My wish has been granted! Here we go…
- Director: George Hickenlooper
- Writer: Norman Snider
- Stars: Kevin Spacey, Barry Pepper and Jon Lovitz
- Score: Jonathan Goldsmith
- Cinematography: Adam Swica
A hot shot Washington DC lobbyist and his protégé go down hard as their schemes to peddle influence lead to corruption and murder.
- The Song and Dance: Politics and comedians go together like bread and butter. Both are great at putting on huge song and dance to disguise what they’re doing as something else. In this film they succeed greatly in showing the whirlwind of corruption that took place and they do it with a number of laughs. Good times all around!
- Say What You Think: Though documentaries are supposed to be more “honest” than films, the fact is that in the political world what you say and what you do is who you are. The way that Abramoff and those like him act in front of the public, in front of a camera, or even when they’re alone, all matters. As much to themselves as others, they have to believe they’re doing the right thing and show others that. SO! They’re never going to be the real truth because they would never say the truth to anyone, mainly because that can’t say anything they could be held accountable for it. A fictional story based on facts actually allows us to see more sides of the situation than any documentary every could. Therefore we actually get to understand what happened better in this film than in the documentary which is in some ways actually more biased than the fictional story. Can you dig?

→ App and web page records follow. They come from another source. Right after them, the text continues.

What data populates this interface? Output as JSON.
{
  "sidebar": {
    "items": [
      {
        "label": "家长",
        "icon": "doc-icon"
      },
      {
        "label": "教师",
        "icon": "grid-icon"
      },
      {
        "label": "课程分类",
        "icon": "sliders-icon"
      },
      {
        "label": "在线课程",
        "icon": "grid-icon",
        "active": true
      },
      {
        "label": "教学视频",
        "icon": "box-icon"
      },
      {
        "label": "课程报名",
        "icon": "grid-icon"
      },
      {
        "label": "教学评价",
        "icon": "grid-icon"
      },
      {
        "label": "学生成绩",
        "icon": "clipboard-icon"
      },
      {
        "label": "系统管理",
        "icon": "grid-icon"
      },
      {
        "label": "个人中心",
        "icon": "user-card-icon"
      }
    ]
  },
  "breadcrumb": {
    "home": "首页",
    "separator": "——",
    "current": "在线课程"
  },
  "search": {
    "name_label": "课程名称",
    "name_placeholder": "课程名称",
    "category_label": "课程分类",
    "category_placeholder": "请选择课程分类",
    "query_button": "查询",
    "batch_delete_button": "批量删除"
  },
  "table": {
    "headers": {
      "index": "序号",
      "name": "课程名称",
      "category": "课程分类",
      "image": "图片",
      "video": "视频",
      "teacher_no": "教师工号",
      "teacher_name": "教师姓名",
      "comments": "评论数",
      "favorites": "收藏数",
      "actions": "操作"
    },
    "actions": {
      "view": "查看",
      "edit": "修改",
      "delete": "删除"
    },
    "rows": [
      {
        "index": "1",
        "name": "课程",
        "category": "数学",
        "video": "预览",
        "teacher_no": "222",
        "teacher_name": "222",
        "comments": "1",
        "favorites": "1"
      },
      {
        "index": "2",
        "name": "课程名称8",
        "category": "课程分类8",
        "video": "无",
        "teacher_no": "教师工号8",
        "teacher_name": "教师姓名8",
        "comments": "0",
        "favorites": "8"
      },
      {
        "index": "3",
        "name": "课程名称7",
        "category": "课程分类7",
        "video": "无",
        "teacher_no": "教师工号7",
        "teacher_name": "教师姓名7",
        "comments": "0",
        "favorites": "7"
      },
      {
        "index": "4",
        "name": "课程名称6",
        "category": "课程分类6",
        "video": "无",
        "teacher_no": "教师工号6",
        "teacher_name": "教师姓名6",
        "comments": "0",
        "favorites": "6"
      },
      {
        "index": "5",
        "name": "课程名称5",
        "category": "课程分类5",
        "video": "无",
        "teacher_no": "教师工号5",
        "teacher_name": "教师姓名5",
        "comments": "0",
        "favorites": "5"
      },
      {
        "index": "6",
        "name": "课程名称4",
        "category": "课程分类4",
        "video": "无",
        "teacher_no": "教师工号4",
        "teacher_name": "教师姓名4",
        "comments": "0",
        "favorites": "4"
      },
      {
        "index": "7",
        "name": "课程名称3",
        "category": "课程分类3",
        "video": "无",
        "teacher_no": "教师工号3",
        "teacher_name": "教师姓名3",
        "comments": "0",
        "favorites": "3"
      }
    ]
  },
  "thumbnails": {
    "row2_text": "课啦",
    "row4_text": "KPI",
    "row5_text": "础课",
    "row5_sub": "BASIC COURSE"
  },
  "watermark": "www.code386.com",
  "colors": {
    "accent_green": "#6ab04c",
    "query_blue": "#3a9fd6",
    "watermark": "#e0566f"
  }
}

- Let’s Face It: Very few people watch documentaries. This is an important story with a poignant message, it’s better to find a way to get it to the people in an easy to swallow way, like a comedy with A-listers. This is not the film where you take big risks on, this is the film you set up for success because the message needs to be seen — done and done.

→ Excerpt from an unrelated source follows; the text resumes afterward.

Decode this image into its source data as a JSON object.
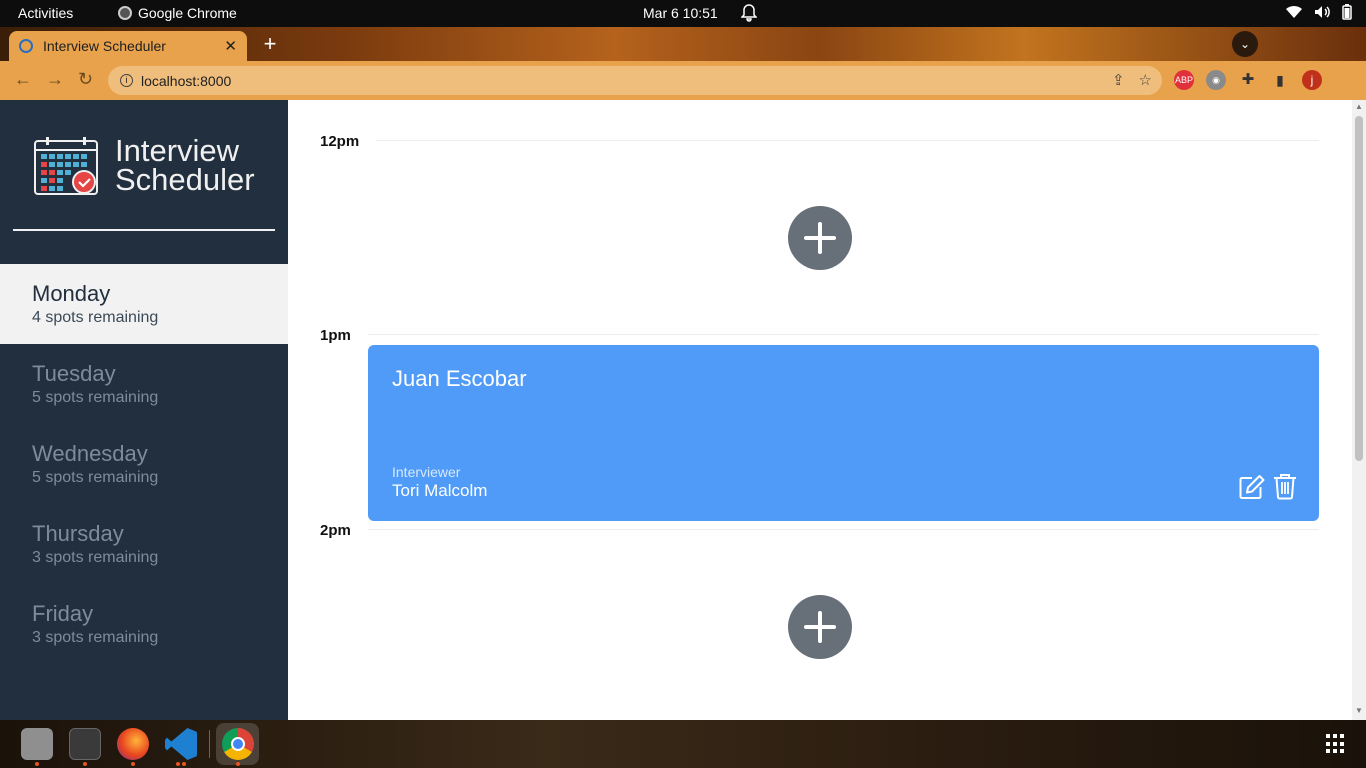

- Pay Off: I imagine their was a huge sense of pay off for Abramoff himself when he got to watch his character tell McCain to “fuck off!” Which is something many of us which we could say to his face, but especially Abramoff. Overall the film builds up nicely and though it might not end happily it will leave with with a chuckle and a few thoughts to contemplate.
- Lovitz: Despite the impressive cast, he steals scene after scene and his character in many ways is actually the most human. He’s wonderful in this film, simply wonderful.
- “I Work Out Every Day”: Great line and very well used….
- Pacing: Overall the pacing in this film was not bad, but there were a few lulls in momentum. A few cuts or maybe some different music could have helped speed things along a bit more. That being said, these moments were very brief and not something to be strongly discouraged by.
- No Way In: Though I was fascinated by the story and interested in the characters, I never really found a character I could connect with and therefore never felt completely invested in the story. I couldn’t help but think, “Yes, Abramoff did bad things, but no worse than everyone else who didn’t get in trouble, but I still can’t side with him because at the end of the day he’s still just another greedy fuck.”
This is a good film, for one reason or another it didn’t completely grab me. It has good performances, an interesting theme, and some funny moments — but that’s about it. There are no awe-inspiring moments or revelations, but there is a lot of good to be had. And this is George Hickenlooper final film due to his untimely death. If you’re a fan of his work you won’t be disappointed. It’s a strong last piece.
Casino Jack is in theaters starting December 17th!